HELSINKI (Reuters) – Finland’s basic income scheme did not spur its unemployed recipients to work more to supplement their earnings as hoped but it did help their wellbeing, researchers said on Friday as the government announced the trial’s initial findings.
The two-year trial, which ended a month ago, saw 2,000 Finns, chosen randomly from among the unemployed, become the first Europeans to be paid a regular monthly income by the state that was not reduced if they found work.
Finland, which will hold parliamentary elections in April, is exploring alternatives to its current social security model.
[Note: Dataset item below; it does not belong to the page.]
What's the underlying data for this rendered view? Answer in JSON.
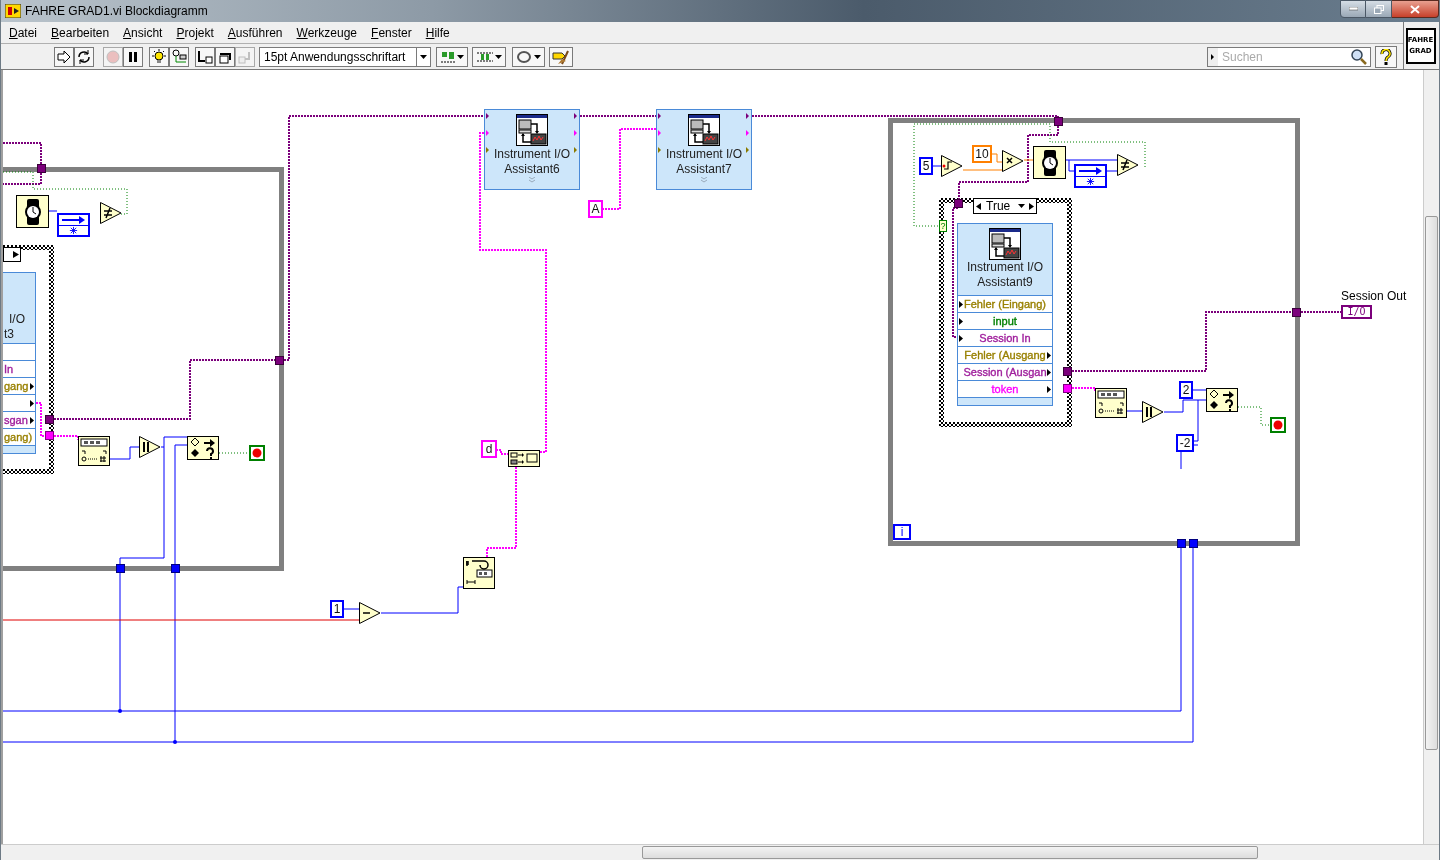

The project is being watched closely by other governments who see a basic income as a way of encouraging the unemployed to take up often low-paid or temporary work without fear of losing their benefits. That could help reduce dependence on the state and cut welfare costs, especially as greater automation sees humans replaced in the workforce.